## ASSIGNMENT:
For the records below, work out the number of lines holding "Alarm" and reply with only that.

Collected data:
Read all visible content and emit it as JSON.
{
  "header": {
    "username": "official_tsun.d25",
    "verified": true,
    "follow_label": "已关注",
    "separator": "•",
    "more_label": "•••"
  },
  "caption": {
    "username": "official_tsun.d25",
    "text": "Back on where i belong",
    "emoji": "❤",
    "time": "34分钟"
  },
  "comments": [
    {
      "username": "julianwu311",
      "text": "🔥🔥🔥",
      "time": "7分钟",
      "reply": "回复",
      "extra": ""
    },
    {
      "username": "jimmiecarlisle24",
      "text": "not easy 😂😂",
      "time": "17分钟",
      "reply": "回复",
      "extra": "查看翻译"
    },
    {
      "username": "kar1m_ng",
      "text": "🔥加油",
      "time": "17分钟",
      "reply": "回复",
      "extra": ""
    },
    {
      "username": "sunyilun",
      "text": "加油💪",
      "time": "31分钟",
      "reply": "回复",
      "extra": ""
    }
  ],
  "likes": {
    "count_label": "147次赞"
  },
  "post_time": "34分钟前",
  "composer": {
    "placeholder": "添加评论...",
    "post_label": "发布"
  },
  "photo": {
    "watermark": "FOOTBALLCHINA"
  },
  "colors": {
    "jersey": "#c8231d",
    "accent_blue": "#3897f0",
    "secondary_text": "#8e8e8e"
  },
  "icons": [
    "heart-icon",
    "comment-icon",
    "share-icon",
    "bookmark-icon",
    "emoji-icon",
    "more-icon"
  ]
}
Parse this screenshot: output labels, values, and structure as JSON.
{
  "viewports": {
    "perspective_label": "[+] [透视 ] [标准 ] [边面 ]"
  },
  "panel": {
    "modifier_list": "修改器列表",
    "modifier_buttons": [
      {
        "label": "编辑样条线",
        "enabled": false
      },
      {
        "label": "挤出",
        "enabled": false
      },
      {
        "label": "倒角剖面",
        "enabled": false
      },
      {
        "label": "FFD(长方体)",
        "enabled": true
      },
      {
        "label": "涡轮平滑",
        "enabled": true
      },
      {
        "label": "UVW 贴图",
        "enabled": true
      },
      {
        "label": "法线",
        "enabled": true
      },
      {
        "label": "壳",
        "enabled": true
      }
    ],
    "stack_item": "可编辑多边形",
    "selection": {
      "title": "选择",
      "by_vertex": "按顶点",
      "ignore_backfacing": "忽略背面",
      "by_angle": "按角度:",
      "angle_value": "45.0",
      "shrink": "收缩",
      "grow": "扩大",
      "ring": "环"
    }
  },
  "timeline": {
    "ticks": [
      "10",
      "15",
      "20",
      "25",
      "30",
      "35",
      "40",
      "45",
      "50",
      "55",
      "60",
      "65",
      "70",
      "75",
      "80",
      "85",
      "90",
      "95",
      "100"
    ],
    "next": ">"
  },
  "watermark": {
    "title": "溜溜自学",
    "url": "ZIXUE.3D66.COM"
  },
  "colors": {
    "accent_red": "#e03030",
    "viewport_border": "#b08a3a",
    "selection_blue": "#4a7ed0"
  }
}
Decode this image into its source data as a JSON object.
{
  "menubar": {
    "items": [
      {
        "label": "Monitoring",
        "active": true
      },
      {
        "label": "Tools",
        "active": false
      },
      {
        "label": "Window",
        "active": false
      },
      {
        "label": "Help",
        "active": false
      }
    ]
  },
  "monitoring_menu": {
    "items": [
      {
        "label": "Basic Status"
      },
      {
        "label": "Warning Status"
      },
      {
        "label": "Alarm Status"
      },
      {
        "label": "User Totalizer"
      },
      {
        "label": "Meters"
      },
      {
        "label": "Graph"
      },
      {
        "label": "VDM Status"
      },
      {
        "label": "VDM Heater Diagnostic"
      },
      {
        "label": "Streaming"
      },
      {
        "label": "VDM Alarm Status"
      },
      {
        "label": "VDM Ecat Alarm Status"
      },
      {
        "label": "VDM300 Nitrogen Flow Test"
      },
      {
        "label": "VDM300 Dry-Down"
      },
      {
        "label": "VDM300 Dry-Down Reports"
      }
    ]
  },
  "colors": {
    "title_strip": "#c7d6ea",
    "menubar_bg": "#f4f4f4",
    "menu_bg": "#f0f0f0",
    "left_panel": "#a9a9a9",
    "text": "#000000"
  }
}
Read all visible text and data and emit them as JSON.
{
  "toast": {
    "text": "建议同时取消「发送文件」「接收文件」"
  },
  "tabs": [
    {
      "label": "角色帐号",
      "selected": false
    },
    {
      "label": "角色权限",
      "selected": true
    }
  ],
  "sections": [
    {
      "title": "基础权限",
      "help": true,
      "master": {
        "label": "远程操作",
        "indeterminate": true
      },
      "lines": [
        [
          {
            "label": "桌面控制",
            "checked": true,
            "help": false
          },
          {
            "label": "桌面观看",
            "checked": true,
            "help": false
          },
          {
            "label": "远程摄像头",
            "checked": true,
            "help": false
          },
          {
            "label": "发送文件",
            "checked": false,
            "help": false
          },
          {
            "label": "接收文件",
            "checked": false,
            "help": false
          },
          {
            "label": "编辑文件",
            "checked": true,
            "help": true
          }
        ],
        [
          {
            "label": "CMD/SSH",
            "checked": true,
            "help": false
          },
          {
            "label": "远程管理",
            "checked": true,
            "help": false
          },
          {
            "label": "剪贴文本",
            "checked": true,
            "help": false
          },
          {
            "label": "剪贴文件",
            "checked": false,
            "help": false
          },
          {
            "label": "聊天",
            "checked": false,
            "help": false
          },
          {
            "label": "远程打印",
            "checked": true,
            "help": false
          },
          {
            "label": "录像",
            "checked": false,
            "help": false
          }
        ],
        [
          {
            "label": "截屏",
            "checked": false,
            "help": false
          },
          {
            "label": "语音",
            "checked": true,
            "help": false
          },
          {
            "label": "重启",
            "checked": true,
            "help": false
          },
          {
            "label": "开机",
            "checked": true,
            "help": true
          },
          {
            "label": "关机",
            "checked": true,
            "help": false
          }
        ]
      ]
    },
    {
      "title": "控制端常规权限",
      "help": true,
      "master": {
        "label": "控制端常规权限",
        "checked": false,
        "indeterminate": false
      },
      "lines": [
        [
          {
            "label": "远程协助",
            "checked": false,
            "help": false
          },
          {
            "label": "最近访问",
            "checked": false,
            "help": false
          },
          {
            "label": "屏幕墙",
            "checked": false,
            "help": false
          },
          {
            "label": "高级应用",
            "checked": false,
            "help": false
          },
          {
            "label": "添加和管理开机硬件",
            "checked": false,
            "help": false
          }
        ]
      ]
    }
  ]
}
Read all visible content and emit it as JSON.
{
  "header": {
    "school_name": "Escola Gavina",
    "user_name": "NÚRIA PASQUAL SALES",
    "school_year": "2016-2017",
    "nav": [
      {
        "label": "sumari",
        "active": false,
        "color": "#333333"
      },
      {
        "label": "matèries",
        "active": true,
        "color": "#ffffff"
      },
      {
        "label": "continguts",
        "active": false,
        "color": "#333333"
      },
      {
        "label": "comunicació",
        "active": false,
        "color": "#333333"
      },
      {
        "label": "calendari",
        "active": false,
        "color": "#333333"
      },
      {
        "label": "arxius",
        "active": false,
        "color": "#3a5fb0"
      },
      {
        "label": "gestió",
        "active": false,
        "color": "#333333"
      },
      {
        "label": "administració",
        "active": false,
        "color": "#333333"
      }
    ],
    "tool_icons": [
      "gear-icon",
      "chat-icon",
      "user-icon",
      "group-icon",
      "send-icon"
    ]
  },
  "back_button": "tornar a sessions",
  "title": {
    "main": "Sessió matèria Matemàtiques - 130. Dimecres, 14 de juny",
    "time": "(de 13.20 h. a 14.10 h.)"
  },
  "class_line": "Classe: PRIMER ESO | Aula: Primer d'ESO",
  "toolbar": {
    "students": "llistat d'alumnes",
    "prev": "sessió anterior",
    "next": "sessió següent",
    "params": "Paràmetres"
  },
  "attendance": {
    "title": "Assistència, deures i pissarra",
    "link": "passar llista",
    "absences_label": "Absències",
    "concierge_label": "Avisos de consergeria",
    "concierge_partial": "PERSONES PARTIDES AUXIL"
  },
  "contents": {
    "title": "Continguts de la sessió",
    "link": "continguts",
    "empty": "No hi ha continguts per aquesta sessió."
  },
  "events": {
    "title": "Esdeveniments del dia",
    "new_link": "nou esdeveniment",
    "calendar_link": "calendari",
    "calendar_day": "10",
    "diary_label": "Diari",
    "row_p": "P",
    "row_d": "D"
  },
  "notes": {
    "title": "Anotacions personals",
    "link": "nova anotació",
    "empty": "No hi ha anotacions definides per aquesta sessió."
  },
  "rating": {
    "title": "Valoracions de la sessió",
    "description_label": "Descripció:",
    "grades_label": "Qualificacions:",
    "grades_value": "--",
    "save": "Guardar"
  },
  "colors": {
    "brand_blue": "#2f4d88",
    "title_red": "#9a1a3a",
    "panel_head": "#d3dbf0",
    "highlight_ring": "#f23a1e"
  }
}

## RESULT FOR THIS EXERCISE:
3